Wednesday, September 03, 2008

Camping at Mungo Brush is close to the shores of the Myall Lakes and has delightful little bays for swimming, boating and exploring where the overhanging paperbark trees shade the water and the scary water weeds prevail. Parks and Wildlife manage the camping areas.
Dingoes prowled around as this was the off-season. They were timid yet would steal from the camp site while the back was turned. Massive gonnana lizards are cheeky visitors in the summer months.
Other visitors were the French tourists in the camper van.

Mungo Brush Walk is a simple pleasure.
A grey strangler fig is visible, above, in an early stage of growth.
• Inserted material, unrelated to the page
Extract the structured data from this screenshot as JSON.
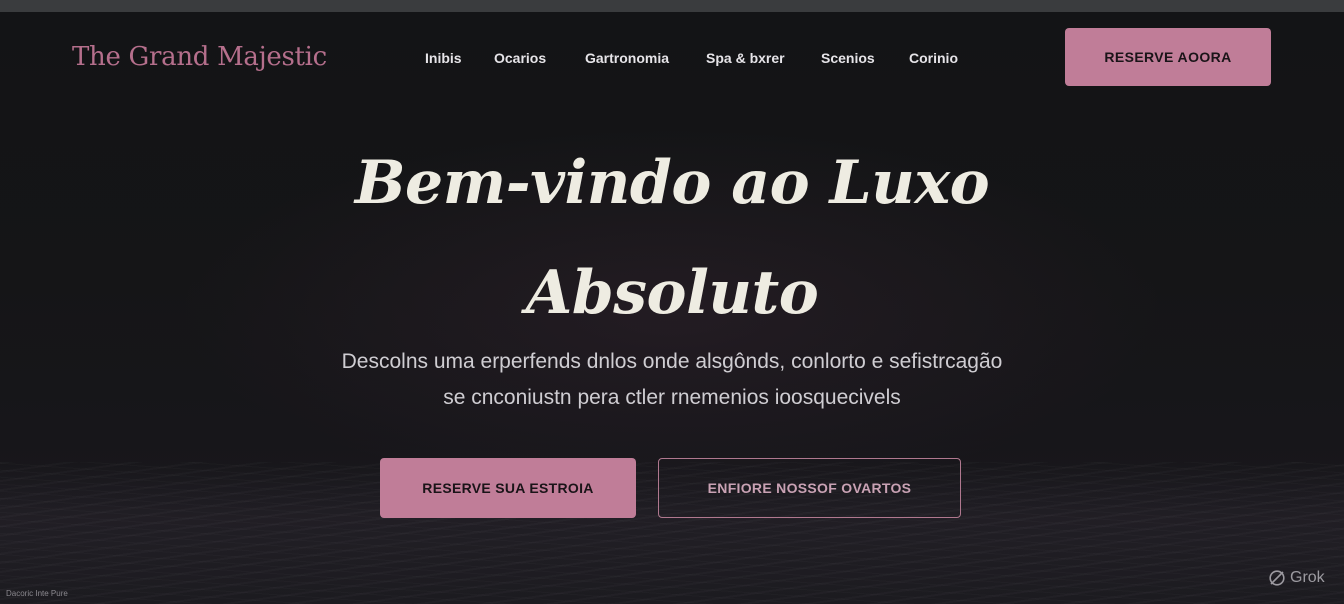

MUNGO BRUSH seems to be a small area of littoral rainforest between the sea and the lake. The canopy is quite low with relatively few species of plants such as strangler figs, vines, mosses and ferns that have adapted to the harse, salt ladened winds off the ocean.
The rocky hill, Mungo Brush, was one of the off-shore islands once before geological change set in. The waters have risen and fallen and big sand dunes have also formed far and wide disguised under the vegetation.
Sand mining for minerals was undertaken relatively close by and concern led to action to curtail mining activity and preserve and extend the domain of the park. The Worimi people occupied the lands living a fisher-hunter-gather lifestyle. Middens and other evidence of their occupation has been found.

The path through Mungo Brush is cool.

From the easterly shores.
A short distance to the north, a very narrow point in the lake has a vehicular ferry crossing with a tow line.
Crossing the water leads to Myall Resort and water activities, more popular in warmer weather.

Myall Shores Resort has cabins, caravans, camping and restaurant and grew from the legendary Leggs Camp.

Return north-west by the circular route on a gravel road follows the Myall River to Bulahdelah where house boats can be hired for a jaunt around the lakes. Navigating the narrow but tranquil river to the lakes would mean all hands on deck and advice and assistance is only a phone call away for the seafarer adventurer.